Copy out each line of the data that includes the string "landscape".

[SUPPLIED MATERIAL Boundary: Start]

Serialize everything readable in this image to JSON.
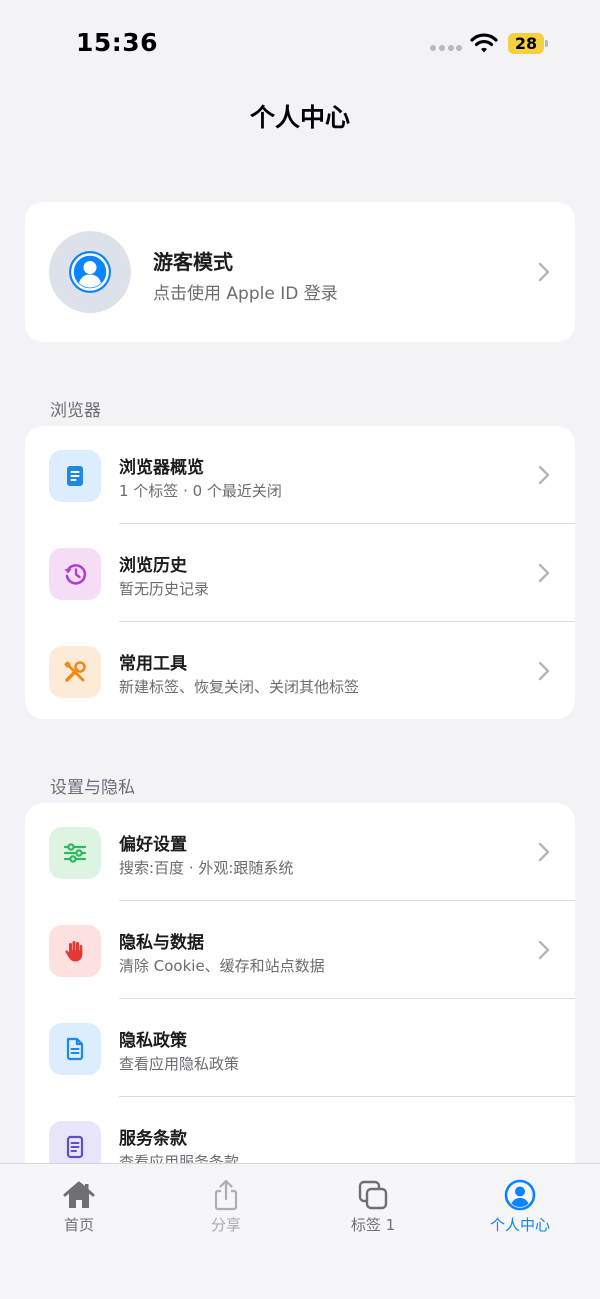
{
  "status_bar": {
    "time": "15:36",
    "battery": "28"
  },
  "nav": {
    "title": "个人中心"
  },
  "profile": {
    "name": "游客模式",
    "subtitle": "点击使用 Apple ID 登录"
  },
  "sections": {
    "browser": {
      "label": "浏览器",
      "rows": [
        {
          "title": "浏览器概览",
          "subtitle": "1 个标签 · 0 个最近关闭",
          "icon": "document-icon"
        },
        {
          "title": "浏览历史",
          "subtitle": "暂无历史记录",
          "icon": "history-clock-icon"
        },
        {
          "title": "常用工具",
          "subtitle": "新建标签、恢复关闭、关闭其他标签",
          "icon": "tools-icon"
        }
      ]
    },
    "settings": {
      "label": "设置与隐私",
      "rows": [
        {
          "title": "偏好设置",
          "subtitle": "搜索:百度 · 外观:跟随系统",
          "icon": "sliders-icon"
        },
        {
          "title": "隐私与数据",
          "subtitle": "清除 Cookie、缓存和站点数据",
          "icon": "hand-stop-icon"
        },
        {
          "title": "隐私政策",
          "subtitle": "查看应用隐私政策",
          "icon": "policy-document-icon"
        },
        {
          "title": "服务条款",
          "subtitle": "查看应用服务条款",
          "icon": "terms-document-icon"
        }
      ]
    }
  },
  "tab_bar": {
    "tabs": [
      {
        "label": "首页",
        "icon": "home-icon"
      },
      {
        "label": "分享",
        "icon": "share-icon"
      },
      {
        "label": "标签 1",
        "icon": "tabs-icon"
      },
      {
        "label": "个人中心",
        "icon": "profile-icon"
      }
    ]
  },
  "colors": {
    "accent": "#0A84FF",
    "background": "#F2F2F7",
    "card": "#FFFFFF",
    "battery": "#F4D03F"
  }
}
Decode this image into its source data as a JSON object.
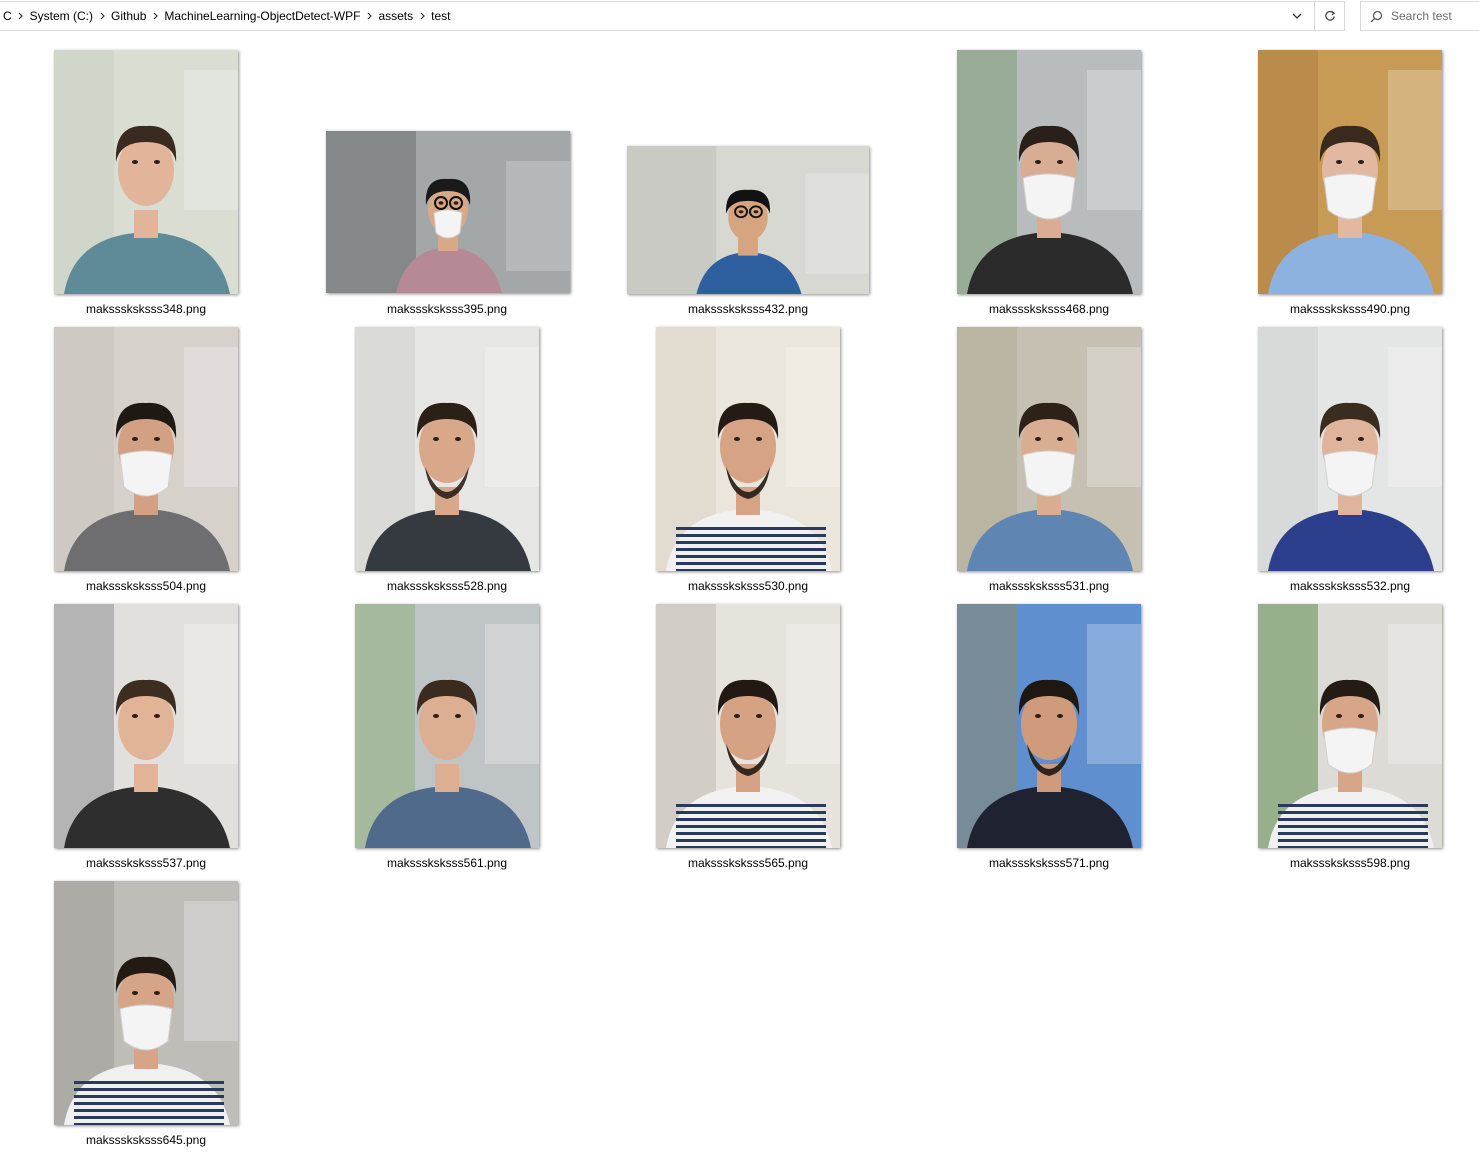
{
  "address_bar": {
    "crumbs": [
      "C",
      "System (C:)",
      "Github",
      "MachineLearning-ObjectDetect-WPF",
      "assets",
      "test"
    ],
    "dropdown_icon": "chevron-down-icon",
    "refresh_icon": "refresh-icon"
  },
  "search": {
    "placeholder": "Search test",
    "icon": "search-icon"
  },
  "files": [
    {
      "name": "maksssksksss348.png",
      "orientation": "portrait",
      "bg": "#d9ddd2",
      "wall": "#c8cfc2",
      "shirt": "#5f8a98",
      "skin": "#e2b49a",
      "hair": "#3a2a1f",
      "mask": false
    },
    {
      "name": "maksssksksss395.png",
      "orientation": "landscape",
      "bg": "#a3a7a8",
      "wall": "#6f7375",
      "shirt": "#b58a95",
      "skin": "#d9a887",
      "hair": "#1a1a1a",
      "mask": true,
      "glasses": true
    },
    {
      "name": "maksssksksss432.png",
      "orientation": "landscape-small",
      "bg": "#d8d8d2",
      "wall": "#c2c2ba",
      "shirt": "#2e5f9e",
      "skin": "#d6a47e",
      "hair": "#121212",
      "mask": false,
      "glasses": true
    },
    {
      "name": "maksssksksss468.png",
      "orientation": "portrait",
      "bg": "#b9bcbd",
      "wall": "#7f9f7a",
      "shirt": "#2b2b2b",
      "skin": "#d8ad93",
      "hair": "#2a2019",
      "mask": true
    },
    {
      "name": "maksssksksss490.png",
      "orientation": "portrait",
      "bg": "#c79a55",
      "wall": "#b08045",
      "shirt": "#8db2e0",
      "skin": "#e2b8a0",
      "hair": "#3a2a1d",
      "mask": true
    },
    {
      "name": "maksssksksss504.png",
      "orientation": "portrait",
      "bg": "#d7d1cc",
      "wall": "#c9c2bd",
      "shirt": "#6e6e70",
      "skin": "#d2a184",
      "hair": "#1f1914",
      "mask": true
    },
    {
      "name": "maksssksksss528.png",
      "orientation": "portrait",
      "bg": "#e6e6e4",
      "wall": "#cfcfcc",
      "shirt": "#343a40",
      "skin": "#d9a88a",
      "hair": "#2b2018",
      "mask": false,
      "beard": true
    },
    {
      "name": "maksssksksss530.png",
      "orientation": "portrait",
      "bg": "#ebe6db",
      "wall": "#d8d2c6",
      "shirt": "#f1f1f1",
      "skin": "#d6a385",
      "hair": "#241b14",
      "mask": false,
      "beard": true,
      "stripes": true
    },
    {
      "name": "maksssksksss531.png",
      "orientation": "portrait",
      "bg": "#c6c0b2",
      "wall": "#b0a998",
      "shirt": "#5f86b3",
      "skin": "#d9ad92",
      "hair": "#2d2119",
      "mask": true
    },
    {
      "name": "maksssksksss532.png",
      "orientation": "portrait",
      "bg": "#e4e5e5",
      "wall": "#cdcfcf",
      "shirt": "#2c3f8c",
      "skin": "#e0b49a",
      "hair": "#3b2c20",
      "mask": true
    },
    {
      "name": "maksssksksss537.png",
      "orientation": "portrait",
      "bg": "#e2e0dc",
      "wall": "#8c8f92",
      "shirt": "#2e2e2e",
      "skin": "#e2b497",
      "hair": "#3d2d20",
      "mask": false
    },
    {
      "name": "maksssksksss561.png",
      "orientation": "portrait",
      "bg": "#bfc4c6",
      "wall": "#8fb07e",
      "shirt": "#4f6a8a",
      "skin": "#dcae92",
      "hair": "#3b2b1f",
      "mask": false
    },
    {
      "name": "maksssksksss565.png",
      "orientation": "portrait",
      "bg": "#e6e3dd",
      "wall": "#bfbab0",
      "shirt": "#f2f2f2",
      "skin": "#d6a284",
      "hair": "#221912",
      "mask": false,
      "beard": true,
      "stripes": true
    },
    {
      "name": "maksssksksss571.png",
      "orientation": "portrait",
      "bg": "#5f8fcf",
      "wall": "#8a8a6a",
      "shirt": "#1f2230",
      "skin": "#d09b7c",
      "hair": "#1e1812",
      "mask": false,
      "beard": true
    },
    {
      "name": "maksssksksss598.png",
      "orientation": "portrait",
      "bg": "#dcdbd6",
      "wall": "#5f8a4f",
      "shirt": "#f0f0f0",
      "skin": "#d7a689",
      "hair": "#241b14",
      "mask": true,
      "stripes": true
    },
    {
      "name": "maksssksksss645.png",
      "orientation": "portrait",
      "bg": "#bfbdb8",
      "wall": "#9f9c97",
      "shirt": "#f0f0f0",
      "skin": "#d6a487",
      "hair": "#231a13",
      "mask": true,
      "stripes": true
    }
  ]
}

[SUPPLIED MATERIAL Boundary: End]

SOLUTION FOR THIS EXERCISE.
      "orientation": "landscape",
      "orientation": "landscape-small",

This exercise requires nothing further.